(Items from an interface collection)
====
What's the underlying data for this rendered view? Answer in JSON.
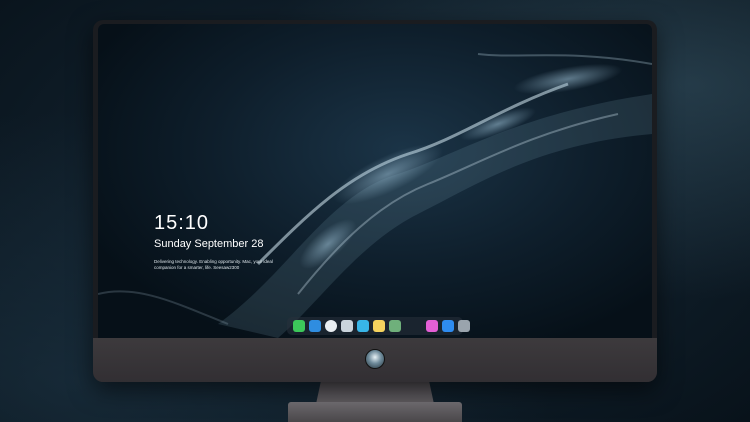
{
  "lockscreen": {
    "time": "15:10",
    "date": "Sunday September 28",
    "notice": "Delivering technology. Enabling opportunity. Mac, your ideal companion for a smarter, life. Seesaw2300"
  },
  "dock": {
    "items": [
      {
        "name": "messages-icon",
        "color": "#3cc85a"
      },
      {
        "name": "finder-icon",
        "color": "#2f8de0"
      },
      {
        "name": "safari-icon",
        "color": "#e9eef2"
      },
      {
        "name": "preview-icon",
        "color": "#c9d4dc"
      },
      {
        "name": "clips-icon",
        "color": "#38b6e8"
      },
      {
        "name": "notes-icon",
        "color": "#f4d35e"
      },
      {
        "name": "photos-icon",
        "color": "#6fb07b"
      },
      {
        "name": "itunes-icon",
        "color": "#e45fd6"
      },
      {
        "name": "app-store-icon",
        "color": "#2e8cf0"
      },
      {
        "name": "screenshot-icon",
        "color": "#9aa4ad"
      }
    ]
  },
  "colors": {
    "screen_bg": "#0e1e2b",
    "chin": "#3a373b",
    "text": "#ffffff"
  }
}
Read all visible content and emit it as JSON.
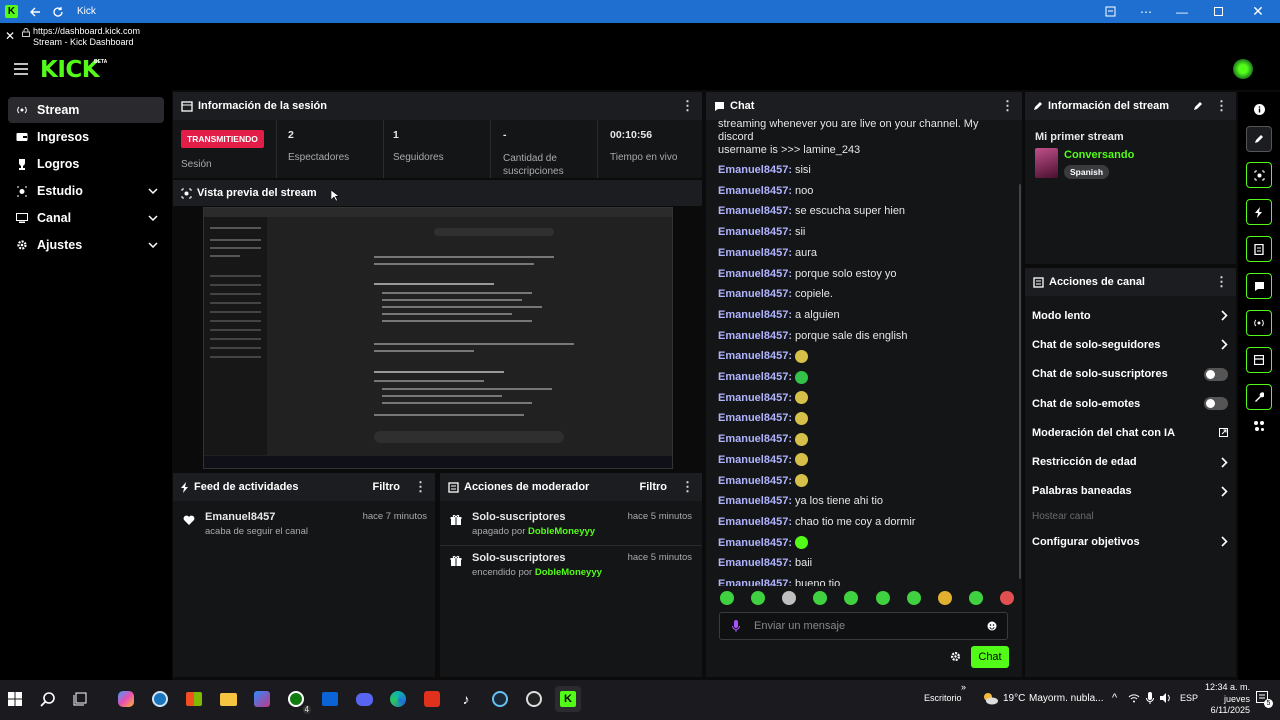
{
  "window": {
    "title": "Kick"
  },
  "address": {
    "url": "https://dashboard.kick.com",
    "page_title": "Stream - Kick Dashboard"
  },
  "brand": {
    "logo": "KICK",
    "beta": "BETA",
    "green": "#53fc18"
  },
  "sidebar": {
    "items": [
      {
        "label": "Stream",
        "icon": "stream-icon",
        "active": true
      },
      {
        "label": "Ingresos",
        "icon": "wallet-icon"
      },
      {
        "label": "Logros",
        "icon": "trophy-icon"
      },
      {
        "label": "Estudio",
        "icon": "studio-icon",
        "chevron": true
      },
      {
        "label": "Canal",
        "icon": "channel-icon",
        "chevron": true
      },
      {
        "label": "Ajustes",
        "icon": "gear-icon",
        "chevron": true
      }
    ]
  },
  "session": {
    "title": "Información de la sesión",
    "status": "TRANSMITIENDO",
    "status_label": "Sesión",
    "stats": [
      {
        "value": "2",
        "label": "Espectadores"
      },
      {
        "value": "1",
        "label": "Seguidores"
      },
      {
        "value": "-",
        "label": "Cantidad de suscripciones"
      },
      {
        "value": "00:10:56",
        "label": "Tiempo en vivo"
      }
    ]
  },
  "preview": {
    "title": "Vista previa del stream"
  },
  "activity": {
    "title": "Feed de actividades",
    "filter": "Filtro",
    "items": [
      {
        "user": "Emanuel8457",
        "text": "acaba de seguir el canal",
        "time": "hace 7 minutos"
      }
    ]
  },
  "modactions": {
    "title": "Acciones de moderador",
    "filter": "Filtro",
    "items": [
      {
        "title": "Solo-suscriptores",
        "action": "apagado por",
        "by": "DobleMoneyyy",
        "time": "hace 5 minutos"
      },
      {
        "title": "Solo-suscriptores",
        "action": "encendido por",
        "by": "DobleMoneyyy",
        "time": "hace 5 minutos"
      }
    ]
  },
  "chat": {
    "title": "Chat",
    "first_line": "streaming whenever you are live on your channel. My discord",
    "second_line": "username is >>> lamine_243",
    "messages": [
      {
        "user": "Emanuel8457:",
        "text": "sisi"
      },
      {
        "user": "Emanuel8457:",
        "text": "noo"
      },
      {
        "user": "Emanuel8457:",
        "text": "se escucha super hien"
      },
      {
        "user": "Emanuel8457:",
        "text": "sii"
      },
      {
        "user": "Emanuel8457:",
        "text": "aura"
      },
      {
        "user": "Emanuel8457:",
        "text": "porque solo estoy yo"
      },
      {
        "user": "Emanuel8457:",
        "text": "copiele."
      },
      {
        "user": "Emanuel8457:",
        "text": "a alguien"
      },
      {
        "user": "Emanuel8457:",
        "text": "porque sale dis english"
      },
      {
        "user": "Emanuel8457:",
        "text": "",
        "emote": "#d6c04a"
      },
      {
        "user": "Emanuel8457:",
        "text": "",
        "emote": "#35c24a"
      },
      {
        "user": "Emanuel8457:",
        "text": "",
        "emote": "#d6c04a"
      },
      {
        "user": "Emanuel8457:",
        "text": "",
        "emote": "#d6c04a"
      },
      {
        "user": "Emanuel8457:",
        "text": "",
        "emote": "#d6c04a"
      },
      {
        "user": "Emanuel8457:",
        "text": "",
        "emote": "#d6c04a"
      },
      {
        "user": "Emanuel8457:",
        "text": "",
        "emote": "#d6c04a"
      },
      {
        "user": "Emanuel8457:",
        "text": "ya los tiene ahi tio"
      },
      {
        "user": "Emanuel8457:",
        "text": "chao tio me coy a dormir"
      },
      {
        "user": "Emanuel8457:",
        "text": "",
        "emote": "#53fc18"
      },
      {
        "user": "Emanuel8457:",
        "text": "baii"
      },
      {
        "user": "Emanuel8457:",
        "text": "bueno tio"
      }
    ],
    "emote_bar": [
      "#3fd13f",
      "#3fd13f",
      "#bfbfbf",
      "#3fd13f",
      "#3fd13f",
      "#3fd13f",
      "#3fd13f",
      "#e0b030",
      "#3fd13f",
      "#e05050"
    ],
    "placeholder": "Enviar un mensaje",
    "send": "Chat"
  },
  "streaminfo": {
    "title": "Información del stream",
    "name": "Mi primer stream",
    "category": "Conversando",
    "tag": "Spanish"
  },
  "channel": {
    "title": "Acciones de canal",
    "items": [
      {
        "label": "Modo lento",
        "ctl": "chevron"
      },
      {
        "label": "Chat de solo-seguidores",
        "ctl": "chevron"
      },
      {
        "label": "Chat de solo-suscriptores",
        "ctl": "toggle"
      },
      {
        "label": "Chat de solo-emotes",
        "ctl": "toggle"
      },
      {
        "label": "Moderación del chat con IA",
        "ctl": "external"
      },
      {
        "label": "Restricción de edad",
        "ctl": "chevron"
      },
      {
        "label": "Palabras baneadas",
        "ctl": "chevron"
      },
      {
        "label": "Hostear canal",
        "ctl": "none",
        "disabled": true
      },
      {
        "label": "Configurar objetivos",
        "ctl": "chevron"
      }
    ]
  },
  "taskbar": {
    "desktop": "Escritorio",
    "temp": "19°C",
    "weather": "Mayorm. nubla...",
    "lang": "ESP",
    "time": "12:34 a. m.",
    "day": "jueves",
    "date": "6/11/2025",
    "badge": "4",
    "notif": "5"
  }
}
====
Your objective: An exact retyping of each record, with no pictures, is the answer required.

Solution:
What's the underlying data for this rendered view? Answer in JSON.
{
  "lockscreen": {
    "time": "15:10",
    "date": "Sunday September 28",
    "notice": "Delivering technology. Enabling opportunity. Mac, your ideal companion for a smarter, life. Seesaw2300"
  },
  "dock": {
    "items": [
      {
        "name": "messages-icon",
        "color": "#3cc85a"
      },
      {
        "name": "finder-icon",
        "color": "#2f8de0"
      },
      {
        "name": "safari-icon",
        "color": "#e9eef2"
      },
      {
        "name": "preview-icon",
        "color": "#c9d4dc"
      },
      {
        "name": "clips-icon",
        "color": "#38b6e8"
      },
      {
        "name": "notes-icon",
        "color": "#f4d35e"
      },
      {
        "name": "photos-icon",
        "color": "#6fb07b"
      },
      {
        "name": "itunes-icon",
        "color": "#e45fd6"
      },
      {
        "name": "app-store-icon",
        "color": "#2e8cf0"
      },
      {
        "name": "screenshot-icon",
        "color": "#9aa4ad"
      }
    ]
  },
  "colors": {
    "screen_bg": "#0e1e2b",
    "chin": "#3a373b",
    "text": "#ffffff"
  }
}
Read all visible content and emit it as JSON.
{
  "window": {
    "title": "Kick"
  },
  "address": {
    "url": "https://dashboard.kick.com",
    "page_title": "Stream - Kick Dashboard"
  },
  "brand": {
    "logo": "KICK",
    "beta": "BETA",
    "green": "#53fc18"
  },
  "sidebar": {
    "items": [
      {
        "label": "Stream",
        "icon": "stream-icon",
        "active": true
      },
      {
        "label": "Ingresos",
        "icon": "wallet-icon"
      },
      {
        "label": "Logros",
        "icon": "trophy-icon"
      },
      {
        "label": "Estudio",
        "icon": "studio-icon",
        "chevron": true
      },
      {
        "label": "Canal",
        "icon": "channel-icon",
        "chevron": true
      },
      {
        "label": "Ajustes",
        "icon": "gear-icon",
        "chevron": true
      }
    ]
  },
  "session": {
    "title": "Información de la sesión",
    "status": "TRANSMITIENDO",
    "status_label": "Sesión",
    "stats": [
      {
        "value": "2",
        "label": "Espectadores"
      },
      {
        "value": "1",
        "label": "Seguidores"
      },
      {
        "value": "-",
        "label": "Cantidad de suscripciones"
      },
      {
        "value": "00:10:56",
        "label": "Tiempo en vivo"
      }
    ]
  },
  "preview": {
    "title": "Vista previa del stream"
  },
  "activity": {
    "title": "Feed de actividades",
    "filter": "Filtro",
    "items": [
      {
        "user": "Emanuel8457",
        "text": "acaba de seguir el canal",
        "time": "hace 7 minutos"
      }
    ]
  },
  "modactions": {
    "title": "Acciones de moderador",
    "filter": "Filtro",
    "items": [
      {
        "title": "Solo-suscriptores",
        "action": "apagado por",
        "by": "DobleMoneyyy",
        "time": "hace 5 minutos"
      },
      {
        "title": "Solo-suscriptores",
        "action": "encendido por",
        "by": "DobleMoneyyy",
        "time": "hace 5 minutos"
      }
    ]
  },
  "chat": {
    "title": "Chat",
    "first_line": "streaming whenever you are live on your channel. My discord",
    "second_line": "username is >>> lamine_243",
    "messages": [
      {
        "user": "Emanuel8457:",
        "text": "sisi"
      },
      {
        "user": "Emanuel8457:",
        "text": "noo"
      },
      {
        "user": "Emanuel8457:",
        "text": "se escucha super hien"
      },
      {
        "user": "Emanuel8457:",
        "text": "sii"
      },
      {
        "user": "Emanuel8457:",
        "text": "aura"
      },
      {
        "user": "Emanuel8457:",
        "text": "porque solo estoy yo"
      },
      {
        "user": "Emanuel8457:",
        "text": "copiele."
      },
      {
        "user": "Emanuel8457:",
        "text": "a alguien"
      },
      {
        "user": "Emanuel8457:",
        "text": "porque sale dis english"
      },
      {
        "user": "Emanuel8457:",
        "text": "",
        "emote": "#d6c04a"
      },
      {
        "user": "Emanuel8457:",
        "text": "",
        "emote": "#35c24a"
      },
      {
        "user": "Emanuel8457:",
        "text": "",
        "emote": "#d6c04a"
      },
      {
        "user": "Emanuel8457:",
        "text": "",
        "emote": "#d6c04a"
      },
      {
        "user": "Emanuel8457:",
        "text": "",
        "emote": "#d6c04a"
      },
      {
        "user": "Emanuel8457:",
        "text": "",
        "emote": "#d6c04a"
      },
      {
        "user": "Emanuel8457:",
        "text": "",
        "emote": "#d6c04a"
      },
      {
        "user": "Emanuel8457:",
        "text": "ya los tiene ahi tio"
      },
      {
        "user": "Emanuel8457:",
        "text": "chao tio me coy a dormir"
      },
      {
        "user": "Emanuel8457:",
        "text": "",
        "emote": "#53fc18"
      },
      {
        "user": "Emanuel8457:",
        "text": "baii"
      },
      {
        "user": "Emanuel8457:",
        "text": "bueno tio"
      }
    ],
    "emote_bar": [
      "#3fd13f",
      "#3fd13f",
      "#bfbfbf",
      "#3fd13f",
      "#3fd13f",
      "#3fd13f",
      "#3fd13f",
      "#e0b030",
      "#3fd13f",
      "#e05050"
    ],
    "placeholder": "Enviar un mensaje",
    "send": "Chat"
  },
  "streaminfo": {
    "title": "Información del stream",
    "name": "Mi primer stream",
    "category": "Conversando",
    "tag": "Spanish"
  },
  "channel": {
    "title": "Acciones de canal",
    "items": [
      {
        "label": "Modo lento",
        "ctl": "chevron"
      },
      {
        "label": "Chat de solo-seguidores",
        "ctl": "chevron"
      },
      {
        "label": "Chat de solo-suscriptores",
        "ctl": "toggle"
      },
      {
        "label": "Chat de solo-emotes",
        "ctl": "toggle"
      },
      {
        "label": "Moderación del chat con IA",
        "ctl": "external"
      },
      {
        "label": "Restricción de edad",
        "ctl": "chevron"
      },
      {
        "label": "Palabras baneadas",
        "ctl": "chevron"
      },
      {
        "label": "Hostear canal",
        "ctl": "none",
        "disabled": true
      },
      {
        "label": "Configurar objetivos",
        "ctl": "chevron"
      }
    ]
  },
  "taskbar": {
    "desktop": "Escritorio",
    "temp": "19°C",
    "weather": "Mayorm. nubla...",
    "lang": "ESP",
    "time": "12:34 a. m.",
    "day": "jueves",
    "date": "6/11/2025",
    "badge": "4",
    "notif": "5"
  }
}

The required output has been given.